This decision stems from a 2012 case where four children were removed from their home and taken into state custody by DES. DES found that the children were being neglected by their parents who were methamphetamine users. The next year, DES wanted the ability to reunify the children with their parents when they believed it was appropriate. The attorney for the children claimed that a hearing was required to decide whether reunification would pose a substantial risk of harm to the children.
The dispute ended up in juvenile court and the judge decided for DES. The judge found that DES had the ability to reunify the children with their parents at such time that they believed it was appropriate. One reason for this finding was that the parents had been benefiting from certain state services that would limit the risk to the children. As long as the parents remained recipients of these services, the court decided the children would not be at any substantial risk of harm.

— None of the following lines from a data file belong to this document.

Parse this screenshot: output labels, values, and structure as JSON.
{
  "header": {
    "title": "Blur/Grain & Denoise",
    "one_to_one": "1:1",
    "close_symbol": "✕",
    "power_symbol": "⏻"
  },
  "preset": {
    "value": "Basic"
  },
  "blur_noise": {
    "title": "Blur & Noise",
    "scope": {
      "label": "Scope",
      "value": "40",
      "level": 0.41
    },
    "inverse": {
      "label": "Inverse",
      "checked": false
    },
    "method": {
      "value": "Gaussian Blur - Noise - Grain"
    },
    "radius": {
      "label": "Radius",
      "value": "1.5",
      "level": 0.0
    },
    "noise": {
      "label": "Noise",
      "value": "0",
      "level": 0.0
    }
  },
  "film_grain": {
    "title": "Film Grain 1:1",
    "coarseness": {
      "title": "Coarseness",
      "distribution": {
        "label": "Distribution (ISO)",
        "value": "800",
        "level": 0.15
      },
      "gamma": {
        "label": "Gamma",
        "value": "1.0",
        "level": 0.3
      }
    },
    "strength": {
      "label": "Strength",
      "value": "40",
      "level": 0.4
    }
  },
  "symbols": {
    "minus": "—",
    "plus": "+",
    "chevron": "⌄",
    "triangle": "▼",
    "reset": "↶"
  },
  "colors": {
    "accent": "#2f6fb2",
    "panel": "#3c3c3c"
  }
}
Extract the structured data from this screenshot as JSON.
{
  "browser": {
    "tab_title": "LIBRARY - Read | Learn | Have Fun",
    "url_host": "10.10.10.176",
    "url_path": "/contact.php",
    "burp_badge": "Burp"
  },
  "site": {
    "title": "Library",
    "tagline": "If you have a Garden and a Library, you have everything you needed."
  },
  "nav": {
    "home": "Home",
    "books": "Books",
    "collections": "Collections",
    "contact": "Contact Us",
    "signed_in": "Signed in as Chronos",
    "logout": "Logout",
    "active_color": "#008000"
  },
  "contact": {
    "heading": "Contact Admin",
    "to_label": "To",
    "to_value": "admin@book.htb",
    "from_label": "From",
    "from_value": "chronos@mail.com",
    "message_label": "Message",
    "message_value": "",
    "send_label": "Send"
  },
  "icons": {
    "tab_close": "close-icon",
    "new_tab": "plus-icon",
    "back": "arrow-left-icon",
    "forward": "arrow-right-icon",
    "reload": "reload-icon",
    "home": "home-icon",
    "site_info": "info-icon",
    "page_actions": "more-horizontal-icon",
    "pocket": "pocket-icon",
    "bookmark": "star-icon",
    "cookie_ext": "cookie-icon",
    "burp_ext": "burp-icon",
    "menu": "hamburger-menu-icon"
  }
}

On appeal, it was found that Arizona state law gives DES the ability to decide whether children should be reunified with their parents but that they cannot place children with parents that are neglectful or abusive. In this case, the children were neglected by both parents.
State law also requires that a hearing be held by a judge to determine whether reunification is in the child’s best interest with regard to their safety and health. In this case, no hearing was held. The judge effectively delegated his decision making duty to DES. The Arizona Supreme Court found that because this is part of a judge’s responsibilities, this delegation was improper.
Family law matters can be difficult to understand and emotionally trying. If you need advice on a child custody matter, call the Phoenix attorneys at Cohen Family Law at (602)714-8898.